18693704The Seat of Magic by J. Kathleen Cheney

I had been anticipating this sequel quite eagerly because the previous one had ended at such an intriguing place. The sequel lived up to my expectations mostly and gave readers a closer, more piercing look at the fantastical Portuguese people and culture in the book. The worldbuilding is solid and so is the writing. The characterizations are on point as well. If I had any complaints, it would be that the spotlight shines a bit too strongly on romance. When there is one couple in the book that is fine but when brothers and sisters of the main couple start finding love with each other, there is a danger that the book can seem campy or even cheesy and I think this book is too fine to go that route. We’ll see.

13594590The Nao of Brown by Glyn Dillon

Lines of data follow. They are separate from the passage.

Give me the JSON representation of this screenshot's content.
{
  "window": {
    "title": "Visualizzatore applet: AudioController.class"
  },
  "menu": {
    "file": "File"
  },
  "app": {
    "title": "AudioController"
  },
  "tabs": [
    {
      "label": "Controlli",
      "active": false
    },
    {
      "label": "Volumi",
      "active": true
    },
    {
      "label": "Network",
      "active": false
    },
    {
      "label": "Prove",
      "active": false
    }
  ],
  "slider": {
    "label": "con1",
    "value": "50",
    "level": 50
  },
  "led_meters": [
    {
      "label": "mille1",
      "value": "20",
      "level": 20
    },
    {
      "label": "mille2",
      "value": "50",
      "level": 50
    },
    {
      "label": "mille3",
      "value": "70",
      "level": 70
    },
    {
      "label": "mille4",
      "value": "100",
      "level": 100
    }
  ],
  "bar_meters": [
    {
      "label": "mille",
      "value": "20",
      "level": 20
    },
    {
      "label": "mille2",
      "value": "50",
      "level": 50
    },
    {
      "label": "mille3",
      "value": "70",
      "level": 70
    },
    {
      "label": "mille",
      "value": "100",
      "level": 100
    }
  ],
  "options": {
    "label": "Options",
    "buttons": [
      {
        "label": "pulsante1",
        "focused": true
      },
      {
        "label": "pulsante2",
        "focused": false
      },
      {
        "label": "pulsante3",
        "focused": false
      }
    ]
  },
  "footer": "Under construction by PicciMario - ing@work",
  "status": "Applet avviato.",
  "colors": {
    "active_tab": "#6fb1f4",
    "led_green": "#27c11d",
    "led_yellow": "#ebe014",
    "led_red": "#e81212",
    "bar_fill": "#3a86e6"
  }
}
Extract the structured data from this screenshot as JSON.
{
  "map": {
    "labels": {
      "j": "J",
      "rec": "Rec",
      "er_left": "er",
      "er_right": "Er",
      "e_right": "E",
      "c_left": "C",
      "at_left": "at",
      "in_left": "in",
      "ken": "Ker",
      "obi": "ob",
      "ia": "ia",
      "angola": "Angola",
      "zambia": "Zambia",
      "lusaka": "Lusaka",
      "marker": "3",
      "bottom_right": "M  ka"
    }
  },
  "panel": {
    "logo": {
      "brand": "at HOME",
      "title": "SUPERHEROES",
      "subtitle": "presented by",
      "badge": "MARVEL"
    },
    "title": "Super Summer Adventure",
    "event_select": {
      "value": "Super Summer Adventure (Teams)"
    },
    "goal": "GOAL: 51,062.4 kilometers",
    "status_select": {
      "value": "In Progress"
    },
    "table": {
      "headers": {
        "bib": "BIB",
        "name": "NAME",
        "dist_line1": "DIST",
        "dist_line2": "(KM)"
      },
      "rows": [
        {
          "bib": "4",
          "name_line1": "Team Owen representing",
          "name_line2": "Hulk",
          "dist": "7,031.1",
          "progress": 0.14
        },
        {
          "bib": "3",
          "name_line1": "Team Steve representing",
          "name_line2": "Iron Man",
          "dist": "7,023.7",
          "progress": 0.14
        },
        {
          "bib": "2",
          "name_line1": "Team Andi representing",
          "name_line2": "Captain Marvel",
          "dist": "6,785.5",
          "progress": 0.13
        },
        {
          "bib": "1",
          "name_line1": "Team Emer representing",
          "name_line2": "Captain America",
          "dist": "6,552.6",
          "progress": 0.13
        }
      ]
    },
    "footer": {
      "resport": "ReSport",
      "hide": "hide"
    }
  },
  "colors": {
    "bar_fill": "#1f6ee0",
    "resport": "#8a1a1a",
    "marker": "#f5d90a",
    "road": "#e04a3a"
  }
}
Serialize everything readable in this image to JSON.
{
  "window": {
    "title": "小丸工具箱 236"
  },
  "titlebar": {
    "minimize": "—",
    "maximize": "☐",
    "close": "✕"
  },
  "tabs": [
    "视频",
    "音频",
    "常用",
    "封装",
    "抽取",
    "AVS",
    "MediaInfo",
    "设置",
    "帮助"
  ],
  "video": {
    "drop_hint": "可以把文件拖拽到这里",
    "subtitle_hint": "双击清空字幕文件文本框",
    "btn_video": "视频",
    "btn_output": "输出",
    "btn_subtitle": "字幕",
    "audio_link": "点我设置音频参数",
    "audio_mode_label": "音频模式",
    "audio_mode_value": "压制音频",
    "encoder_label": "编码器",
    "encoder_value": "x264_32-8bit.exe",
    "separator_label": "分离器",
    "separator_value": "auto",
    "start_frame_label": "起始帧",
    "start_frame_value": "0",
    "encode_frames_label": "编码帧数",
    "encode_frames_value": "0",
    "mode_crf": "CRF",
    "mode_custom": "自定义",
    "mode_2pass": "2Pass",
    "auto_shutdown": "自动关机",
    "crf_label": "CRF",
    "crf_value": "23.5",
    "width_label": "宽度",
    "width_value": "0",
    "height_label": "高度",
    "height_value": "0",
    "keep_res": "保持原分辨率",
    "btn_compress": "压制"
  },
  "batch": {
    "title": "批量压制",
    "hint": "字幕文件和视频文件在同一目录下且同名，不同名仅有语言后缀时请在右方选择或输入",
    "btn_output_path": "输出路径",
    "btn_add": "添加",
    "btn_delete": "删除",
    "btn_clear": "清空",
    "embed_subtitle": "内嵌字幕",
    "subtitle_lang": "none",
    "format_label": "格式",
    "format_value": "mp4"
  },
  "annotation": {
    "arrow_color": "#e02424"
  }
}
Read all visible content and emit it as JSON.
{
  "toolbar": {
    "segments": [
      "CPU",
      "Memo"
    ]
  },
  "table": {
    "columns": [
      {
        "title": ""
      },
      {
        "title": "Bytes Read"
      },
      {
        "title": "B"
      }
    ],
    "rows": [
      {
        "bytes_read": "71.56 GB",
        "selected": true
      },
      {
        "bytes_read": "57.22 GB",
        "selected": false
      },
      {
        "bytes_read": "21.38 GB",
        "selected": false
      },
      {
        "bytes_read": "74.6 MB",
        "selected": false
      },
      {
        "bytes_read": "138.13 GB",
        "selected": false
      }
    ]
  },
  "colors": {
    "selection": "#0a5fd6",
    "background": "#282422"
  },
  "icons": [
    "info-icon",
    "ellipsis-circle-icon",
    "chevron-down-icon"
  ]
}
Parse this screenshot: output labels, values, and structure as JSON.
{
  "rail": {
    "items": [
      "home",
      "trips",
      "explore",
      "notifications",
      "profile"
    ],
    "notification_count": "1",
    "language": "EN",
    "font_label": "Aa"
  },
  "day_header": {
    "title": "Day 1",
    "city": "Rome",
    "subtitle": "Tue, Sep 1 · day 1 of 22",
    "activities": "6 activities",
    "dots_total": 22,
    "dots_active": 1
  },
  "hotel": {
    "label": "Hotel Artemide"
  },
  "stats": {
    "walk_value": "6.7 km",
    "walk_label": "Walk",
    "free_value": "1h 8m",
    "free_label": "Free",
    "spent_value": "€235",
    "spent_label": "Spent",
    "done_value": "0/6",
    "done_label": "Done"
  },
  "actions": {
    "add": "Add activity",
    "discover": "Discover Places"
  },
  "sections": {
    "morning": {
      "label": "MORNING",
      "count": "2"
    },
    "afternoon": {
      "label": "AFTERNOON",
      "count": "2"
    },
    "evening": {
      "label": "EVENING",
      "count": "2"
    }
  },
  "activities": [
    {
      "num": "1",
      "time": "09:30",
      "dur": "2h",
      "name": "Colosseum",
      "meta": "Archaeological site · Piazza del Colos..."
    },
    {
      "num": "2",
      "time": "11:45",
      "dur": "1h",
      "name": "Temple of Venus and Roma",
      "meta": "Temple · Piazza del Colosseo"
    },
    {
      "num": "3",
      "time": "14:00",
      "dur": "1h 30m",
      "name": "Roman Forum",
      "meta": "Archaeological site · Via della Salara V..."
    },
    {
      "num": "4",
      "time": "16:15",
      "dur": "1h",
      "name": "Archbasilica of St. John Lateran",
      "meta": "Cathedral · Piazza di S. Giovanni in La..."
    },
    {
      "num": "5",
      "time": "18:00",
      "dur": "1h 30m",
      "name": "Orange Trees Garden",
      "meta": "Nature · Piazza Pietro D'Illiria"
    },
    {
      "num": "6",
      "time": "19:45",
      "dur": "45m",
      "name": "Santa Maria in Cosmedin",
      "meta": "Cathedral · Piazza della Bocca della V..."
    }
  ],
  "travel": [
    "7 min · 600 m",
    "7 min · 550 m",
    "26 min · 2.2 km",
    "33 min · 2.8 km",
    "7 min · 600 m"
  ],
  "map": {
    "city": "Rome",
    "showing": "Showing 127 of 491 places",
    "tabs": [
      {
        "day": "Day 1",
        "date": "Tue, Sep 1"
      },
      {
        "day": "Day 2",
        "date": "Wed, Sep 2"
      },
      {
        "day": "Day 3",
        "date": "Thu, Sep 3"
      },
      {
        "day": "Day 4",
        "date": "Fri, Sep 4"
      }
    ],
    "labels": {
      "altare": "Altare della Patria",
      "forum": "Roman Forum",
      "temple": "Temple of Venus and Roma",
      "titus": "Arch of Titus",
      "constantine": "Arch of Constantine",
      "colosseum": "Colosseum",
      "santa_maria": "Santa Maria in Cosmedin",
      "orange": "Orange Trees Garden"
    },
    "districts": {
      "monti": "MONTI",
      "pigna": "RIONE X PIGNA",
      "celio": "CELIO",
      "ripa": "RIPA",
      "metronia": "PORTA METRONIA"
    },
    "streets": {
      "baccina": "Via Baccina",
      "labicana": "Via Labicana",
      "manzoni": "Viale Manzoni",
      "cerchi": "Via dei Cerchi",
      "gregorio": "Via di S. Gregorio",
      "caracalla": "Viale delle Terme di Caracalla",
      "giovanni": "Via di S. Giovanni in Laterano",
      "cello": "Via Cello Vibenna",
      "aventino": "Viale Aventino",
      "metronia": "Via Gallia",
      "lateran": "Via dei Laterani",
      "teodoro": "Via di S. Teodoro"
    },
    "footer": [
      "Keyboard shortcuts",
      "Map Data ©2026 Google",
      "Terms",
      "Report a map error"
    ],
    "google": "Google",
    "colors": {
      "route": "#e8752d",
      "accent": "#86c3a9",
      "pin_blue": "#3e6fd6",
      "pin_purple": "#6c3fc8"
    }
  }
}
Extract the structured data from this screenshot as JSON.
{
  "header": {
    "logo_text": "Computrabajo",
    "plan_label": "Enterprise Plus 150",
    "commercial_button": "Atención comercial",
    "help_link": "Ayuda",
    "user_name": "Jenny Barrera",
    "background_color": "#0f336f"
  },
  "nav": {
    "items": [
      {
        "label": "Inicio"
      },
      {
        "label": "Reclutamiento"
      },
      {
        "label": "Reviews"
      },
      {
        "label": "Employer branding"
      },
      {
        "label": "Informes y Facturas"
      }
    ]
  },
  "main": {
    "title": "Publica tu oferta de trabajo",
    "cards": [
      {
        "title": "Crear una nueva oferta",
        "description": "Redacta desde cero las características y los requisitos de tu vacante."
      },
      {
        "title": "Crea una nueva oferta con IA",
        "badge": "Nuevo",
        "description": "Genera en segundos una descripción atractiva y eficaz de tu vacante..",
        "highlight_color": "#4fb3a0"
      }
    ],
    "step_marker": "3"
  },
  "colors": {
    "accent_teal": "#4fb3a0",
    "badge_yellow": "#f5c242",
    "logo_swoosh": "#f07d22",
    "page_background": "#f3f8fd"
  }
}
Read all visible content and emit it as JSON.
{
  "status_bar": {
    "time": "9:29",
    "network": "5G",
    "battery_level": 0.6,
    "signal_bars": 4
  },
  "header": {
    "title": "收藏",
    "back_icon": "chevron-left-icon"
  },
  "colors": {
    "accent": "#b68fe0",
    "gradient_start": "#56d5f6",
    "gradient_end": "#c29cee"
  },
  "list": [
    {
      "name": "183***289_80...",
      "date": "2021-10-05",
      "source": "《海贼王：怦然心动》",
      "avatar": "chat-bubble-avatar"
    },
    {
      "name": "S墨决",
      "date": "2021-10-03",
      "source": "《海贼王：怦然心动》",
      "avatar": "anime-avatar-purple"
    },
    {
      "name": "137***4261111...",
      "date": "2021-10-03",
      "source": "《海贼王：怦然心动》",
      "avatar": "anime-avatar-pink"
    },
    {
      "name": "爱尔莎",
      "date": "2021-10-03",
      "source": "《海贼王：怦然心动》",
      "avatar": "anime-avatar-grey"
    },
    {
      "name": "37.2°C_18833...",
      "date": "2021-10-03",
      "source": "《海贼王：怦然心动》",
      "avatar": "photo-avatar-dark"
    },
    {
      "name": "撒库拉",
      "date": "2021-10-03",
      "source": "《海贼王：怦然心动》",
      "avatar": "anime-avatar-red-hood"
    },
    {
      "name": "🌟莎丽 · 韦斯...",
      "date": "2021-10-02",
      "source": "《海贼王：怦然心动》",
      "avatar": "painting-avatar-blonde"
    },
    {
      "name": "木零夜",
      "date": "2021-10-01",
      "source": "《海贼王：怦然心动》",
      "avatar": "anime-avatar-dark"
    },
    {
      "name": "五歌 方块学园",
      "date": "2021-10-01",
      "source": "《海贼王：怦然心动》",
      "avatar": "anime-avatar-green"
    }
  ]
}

This book is so fantastic. It follows a half-Japanese woman who is sometimes beset by these urges to do terrible things which erode her confidence as a person, as a good person. She never actually does anything but the scenarios that play out in her mind are terrible and she’s terrified that some day she’s going to slip and actually do some of the things she thinks about. Running concurrently is a story about this Nothing who was half turned into a tree and whose promise to bring back a wife is what will finally set him free from the monstrous form he has been given. The art is fantastic and the book is curiously philosophical but maintains a more positive outlook than one would think considering the premise.

16158565The Thinking Woman’s Guide to Real Magic by Emily Croy Barker

I really enjoyed this book on a very cerebral level. The title is not wrong–this book will mostly appeal to those who like slower paced books that take a long time getting to the point and enjoy exploring the details of worldbuilding and magic systems. This is a portal adventure and focuses on a grad student who goes through a graveyard into a world where she meets a beautiful woman, her incredibly handsome son and lands into a life of adventure and romance. Only all that is a sham as the beautiful woman is a fae and everything is Glamour. She is rescued by a gruff magician and finds out that she is not even in her own world now but in one where the status of women is somewhere nearer to the slop pile than to actual human being. The book does not shy away from portraying the realistic elements of a different world in a different time but rather than being overwhelmed by the nitty grittiness of it all, you learn to appreciate the subtler turns in the narrative. I enjoyed this quite a bit and cannot wait to read the sequel whenever it comes out.